Trailing another speech later this week to be given by Ed Miliband, Balls had some interesting things to say about benefits. Specifically on housing benefit, he said ‘Labour will…. place a ‘fair cap’ on household benefits, not one that costs more than it saves, …. which takes account of housing costs in different parts of the country – with an independent body, like the Low Pay Commission, advising on whether the cap should be higher in high-cost housing areas like London, but potentially lower in other parts of the country’. He also talked about ‘housing benefit reform which tackles high rents and addresses the shortage of affordable housing’, which reflects Labour’s growing interest in the case for switching spending from housing benefit to housing investment subsidies.
We will need to see where Ed Miliband takes these arguments later in the week, but at least it seems that behind the headlines there is some serious thinking taking place. The biggest fear remains political: will the Government be able to focus all of the attention on Labour’s commitment to borrow more, even though this is economically the right thing to do, or can Labour transform this into a debate about an alternative strategy for growth?
Ed Balls’ speech is a comprehensive statement of his position and hints at a lot of new policy directions behind its tough exterior.

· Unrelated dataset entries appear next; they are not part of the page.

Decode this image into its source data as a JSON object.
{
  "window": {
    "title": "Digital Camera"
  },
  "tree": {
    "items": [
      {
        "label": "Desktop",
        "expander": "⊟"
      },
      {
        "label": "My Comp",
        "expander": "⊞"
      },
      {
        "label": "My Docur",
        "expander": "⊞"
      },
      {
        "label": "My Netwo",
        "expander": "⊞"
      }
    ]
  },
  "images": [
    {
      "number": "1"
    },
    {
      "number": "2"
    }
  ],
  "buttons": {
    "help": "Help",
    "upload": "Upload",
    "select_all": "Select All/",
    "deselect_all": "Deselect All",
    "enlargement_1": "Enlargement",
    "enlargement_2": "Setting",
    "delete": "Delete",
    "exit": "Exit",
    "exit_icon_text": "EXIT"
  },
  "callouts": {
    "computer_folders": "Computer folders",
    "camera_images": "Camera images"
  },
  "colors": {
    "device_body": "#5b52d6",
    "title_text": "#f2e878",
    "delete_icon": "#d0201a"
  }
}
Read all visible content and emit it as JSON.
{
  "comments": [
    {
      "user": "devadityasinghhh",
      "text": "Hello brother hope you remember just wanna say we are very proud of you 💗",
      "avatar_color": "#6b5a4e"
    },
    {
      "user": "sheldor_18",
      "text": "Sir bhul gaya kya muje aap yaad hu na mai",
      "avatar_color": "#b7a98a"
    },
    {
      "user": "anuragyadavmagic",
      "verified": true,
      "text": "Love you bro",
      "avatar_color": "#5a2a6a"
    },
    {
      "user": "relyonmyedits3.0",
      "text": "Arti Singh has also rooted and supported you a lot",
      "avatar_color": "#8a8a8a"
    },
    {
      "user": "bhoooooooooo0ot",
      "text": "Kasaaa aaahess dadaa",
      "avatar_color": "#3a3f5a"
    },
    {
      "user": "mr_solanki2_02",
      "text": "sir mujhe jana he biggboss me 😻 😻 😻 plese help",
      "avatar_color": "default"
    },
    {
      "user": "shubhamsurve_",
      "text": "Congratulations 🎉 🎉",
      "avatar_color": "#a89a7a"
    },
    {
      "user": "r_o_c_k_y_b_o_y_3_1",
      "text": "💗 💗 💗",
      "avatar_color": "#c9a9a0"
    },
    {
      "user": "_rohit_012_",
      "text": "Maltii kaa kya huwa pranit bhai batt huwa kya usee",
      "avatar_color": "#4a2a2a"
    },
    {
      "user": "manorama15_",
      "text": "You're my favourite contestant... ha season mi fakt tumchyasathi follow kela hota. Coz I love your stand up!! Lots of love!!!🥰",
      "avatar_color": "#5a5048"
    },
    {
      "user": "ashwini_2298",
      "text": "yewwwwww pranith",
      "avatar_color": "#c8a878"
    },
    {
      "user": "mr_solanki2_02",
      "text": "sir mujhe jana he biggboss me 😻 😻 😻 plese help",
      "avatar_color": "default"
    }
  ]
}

But Labour continues to swim against a tide of media opinion about benefits and ‘strivers versus shirkers’, and dealing with that will require bravery and some clever politics. Ed Miliband is next on to the stage.